Exercise directions: When you answer, give every record back exactly as written.

Source records:
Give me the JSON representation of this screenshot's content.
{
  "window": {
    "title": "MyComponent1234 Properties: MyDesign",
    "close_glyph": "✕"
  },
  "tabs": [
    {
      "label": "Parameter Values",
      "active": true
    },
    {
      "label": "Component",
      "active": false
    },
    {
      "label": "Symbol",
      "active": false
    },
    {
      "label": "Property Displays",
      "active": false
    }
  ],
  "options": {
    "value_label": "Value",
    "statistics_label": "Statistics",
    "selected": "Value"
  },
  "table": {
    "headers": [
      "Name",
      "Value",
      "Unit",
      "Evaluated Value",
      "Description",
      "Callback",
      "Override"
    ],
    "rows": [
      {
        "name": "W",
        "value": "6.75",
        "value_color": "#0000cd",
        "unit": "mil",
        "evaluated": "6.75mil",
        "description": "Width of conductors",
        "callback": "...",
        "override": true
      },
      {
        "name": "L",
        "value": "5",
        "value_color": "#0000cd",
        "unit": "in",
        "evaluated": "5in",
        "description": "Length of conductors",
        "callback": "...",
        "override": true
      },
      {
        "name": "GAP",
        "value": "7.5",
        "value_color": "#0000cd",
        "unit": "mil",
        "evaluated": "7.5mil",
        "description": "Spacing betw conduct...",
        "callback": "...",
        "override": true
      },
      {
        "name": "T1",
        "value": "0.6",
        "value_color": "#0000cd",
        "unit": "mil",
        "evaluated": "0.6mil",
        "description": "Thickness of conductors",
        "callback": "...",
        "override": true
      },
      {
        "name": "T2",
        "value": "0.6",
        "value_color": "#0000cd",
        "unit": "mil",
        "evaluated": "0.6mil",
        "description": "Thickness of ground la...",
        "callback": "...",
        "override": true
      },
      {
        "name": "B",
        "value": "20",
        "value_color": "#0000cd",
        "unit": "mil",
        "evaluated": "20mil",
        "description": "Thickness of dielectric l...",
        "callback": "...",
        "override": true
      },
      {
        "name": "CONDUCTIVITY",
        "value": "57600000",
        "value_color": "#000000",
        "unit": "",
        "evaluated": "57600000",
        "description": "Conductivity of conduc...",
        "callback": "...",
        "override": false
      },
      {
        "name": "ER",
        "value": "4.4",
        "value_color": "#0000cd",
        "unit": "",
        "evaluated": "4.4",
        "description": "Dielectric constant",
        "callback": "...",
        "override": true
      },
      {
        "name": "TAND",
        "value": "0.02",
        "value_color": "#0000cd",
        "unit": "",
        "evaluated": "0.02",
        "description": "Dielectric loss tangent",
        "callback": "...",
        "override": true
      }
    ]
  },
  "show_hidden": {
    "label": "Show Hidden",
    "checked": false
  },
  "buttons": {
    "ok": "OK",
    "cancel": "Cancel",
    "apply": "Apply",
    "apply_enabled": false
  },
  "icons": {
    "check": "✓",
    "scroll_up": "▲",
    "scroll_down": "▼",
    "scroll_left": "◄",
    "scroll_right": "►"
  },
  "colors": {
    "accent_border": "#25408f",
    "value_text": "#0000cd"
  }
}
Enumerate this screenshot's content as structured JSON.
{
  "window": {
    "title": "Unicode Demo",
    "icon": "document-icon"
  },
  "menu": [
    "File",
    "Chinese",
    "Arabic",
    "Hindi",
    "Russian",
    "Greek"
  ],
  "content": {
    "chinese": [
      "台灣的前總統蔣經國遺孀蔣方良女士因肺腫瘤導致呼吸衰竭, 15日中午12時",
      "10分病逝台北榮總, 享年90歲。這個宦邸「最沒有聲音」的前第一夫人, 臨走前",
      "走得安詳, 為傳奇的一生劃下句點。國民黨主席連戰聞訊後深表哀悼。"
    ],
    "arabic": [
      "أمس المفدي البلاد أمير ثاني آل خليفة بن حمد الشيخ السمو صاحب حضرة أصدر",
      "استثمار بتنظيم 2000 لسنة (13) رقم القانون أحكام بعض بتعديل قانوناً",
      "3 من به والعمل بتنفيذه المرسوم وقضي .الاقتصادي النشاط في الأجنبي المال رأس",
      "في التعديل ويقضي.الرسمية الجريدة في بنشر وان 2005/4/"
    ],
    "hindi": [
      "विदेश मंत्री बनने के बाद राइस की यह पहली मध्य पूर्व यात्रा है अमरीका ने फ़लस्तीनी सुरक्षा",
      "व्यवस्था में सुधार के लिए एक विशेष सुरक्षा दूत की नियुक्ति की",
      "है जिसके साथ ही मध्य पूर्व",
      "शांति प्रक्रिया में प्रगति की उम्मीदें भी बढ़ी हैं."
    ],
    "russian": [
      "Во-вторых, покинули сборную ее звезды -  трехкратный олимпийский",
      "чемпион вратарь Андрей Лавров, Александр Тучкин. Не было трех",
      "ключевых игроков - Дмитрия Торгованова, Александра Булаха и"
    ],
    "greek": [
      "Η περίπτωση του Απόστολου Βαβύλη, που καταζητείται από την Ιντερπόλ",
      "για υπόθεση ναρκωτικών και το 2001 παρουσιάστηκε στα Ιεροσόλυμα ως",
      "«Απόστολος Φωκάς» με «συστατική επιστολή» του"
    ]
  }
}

Problem solution:
Give me the JSON representation of this screenshot's content.
{
  "window": {
    "title": "MyComponent1234 Properties: MyDesign",
    "close_glyph": "✕"
  },
  "tabs": [
    {
      "label": "Parameter Values",
      "active": true
    },
    {
      "label": "Component",
      "active": false
    },
    {
      "label": "Symbol",
      "active": false
    },
    {
      "label": "Property Displays",
      "active": false
    }
  ],
  "options": {
    "value_label": "Value",
    "statistics_label": "Statistics",
    "selected": "Value"
  },
  "table": {
    "headers": [
      "Name",
      "Value",
      "Unit",
      "Evaluated Value",
      "Description",
      "Callback",
      "Override"
    ],
    "rows": [
      {
        "name": "W",
        "value": "6.75",
        "value_color": "#0000cd",
        "unit": "mil",
        "evaluated": "6.75mil",
        "description": "Width of conductors",
        "callback": "...",
        "override": true
      },
      {
        "name": "L",
        "value": "5",
        "value_color": "#0000cd",
        "unit": "in",
        "evaluated": "5in",
        "description": "Length of conductors",
        "callback": "...",
        "override": true
      },
      {
        "name": "GAP",
        "value": "7.5",
        "value_color": "#0000cd",
        "unit": "mil",
        "evaluated": "7.5mil",
        "description": "Spacing betw conduct...",
        "callback": "...",
        "override": true
      },
      {
        "name": "T1",
        "value": "0.6",
        "value_color": "#0000cd",
        "unit": "mil",
        "evaluated": "0.6mil",
        "description": "Thickness of conductors",
        "callback": "...",
        "override": true
      },
      {
        "name": "T2",
        "value": "0.6",
        "value_color": "#0000cd",
        "unit": "mil",
        "evaluated": "0.6mil",
        "description": "Thickness of ground la...",
        "callback": "...",
        "override": true
      },
      {
        "name": "B",
        "value": "20",
        "value_color": "#0000cd",
        "unit": "mil",
        "evaluated": "20mil",
        "description": "Thickness of dielectric l...",
        "callback": "...",
        "override": true
      },
      {
        "name": "CONDUCTIVITY",
        "value": "57600000",
        "value_color": "#000000",
        "unit": "",
        "evaluated": "57600000",
        "description": "Conductivity of conduc...",
        "callback": "...",
        "override": false
      },
      {
        "name": "ER",
        "value": "4.4",
        "value_color": "#0000cd",
        "unit": "",
        "evaluated": "4.4",
        "description": "Dielectric constant",
        "callback": "...",
        "override": true
      },
      {
        "name": "TAND",
        "value": "0.02",
        "value_color": "#0000cd",
        "unit": "",
        "evaluated": "0.02",
        "description": "Dielectric loss tangent",
        "callback": "...",
        "override": true
      }
    ]
  },
  "show_hidden": {
    "label": "Show Hidden",
    "checked": false
  },
  "buttons": {
    "ok": "OK",
    "cancel": "Cancel",
    "apply": "Apply",
    "apply_enabled": false
  },
  "icons": {
    "check": "✓",
    "scroll_up": "▲",
    "scroll_down": "▼",
    "scroll_left": "◄",
    "scroll_right": "►"
  },
  "colors": {
    "accent_border": "#25408f",
    "value_text": "#0000cd"
  }
}
Enumerate this screenshot's content as structured JSON.
{
  "window": {
    "title": "Unicode Demo",
    "icon": "document-icon"
  },
  "menu": [
    "File",
    "Chinese",
    "Arabic",
    "Hindi",
    "Russian",
    "Greek"
  ],
  "content": {
    "chinese": [
      "台灣的前總統蔣經國遺孀蔣方良女士因肺腫瘤導致呼吸衰竭, 15日中午12時",
      "10分病逝台北榮總, 享年90歲。這個宦邸「最沒有聲音」的前第一夫人, 臨走前",
      "走得安詳, 為傳奇的一生劃下句點。國民黨主席連戰聞訊後深表哀悼。"
    ],
    "arabic": [
      "أمس المفدي البلاد أمير ثاني آل خليفة بن حمد الشيخ السمو صاحب حضرة أصدر",
      "استثمار بتنظيم 2000 لسنة (13) رقم القانون أحكام بعض بتعديل قانوناً",
      "3 من به والعمل بتنفيذه المرسوم وقضي .الاقتصادي النشاط في الأجنبي المال رأس",
      "في التعديل ويقضي.الرسمية الجريدة في بنشر وان 2005/4/"
    ],
    "hindi": [
      "विदेश मंत्री बनने के बाद राइस की यह पहली मध्य पूर्व यात्रा है अमरीका ने फ़लस्तीनी सुरक्षा",
      "व्यवस्था में सुधार के लिए एक विशेष सुरक्षा दूत की नियुक्ति की",
      "है जिसके साथ ही मध्य पूर्व",
      "शांति प्रक्रिया में प्रगति की उम्मीदें भी बढ़ी हैं."
    ],
    "russian": [
      "Во-вторых, покинули сборную ее звезды -  трехкратный олимпийский",
      "чемпион вратарь Андрей Лавров, Александр Тучкин. Не было трех",
      "ключевых игроков - Дмитрия Торгованова, Александра Булаха и"
    ],
    "greek": [
      "Η περίπτωση του Απόστολου Βαβύλη, που καταζητείται από την Ιντερπόλ",
      "για υπόθεση ναρκωτικών και το 2001 παρουσιάστηκε στα Ιεροσόλυμα ως",
      "«Απόστολος Φωκάς» με «συστατική επιστολή» του"
    ]
  }
}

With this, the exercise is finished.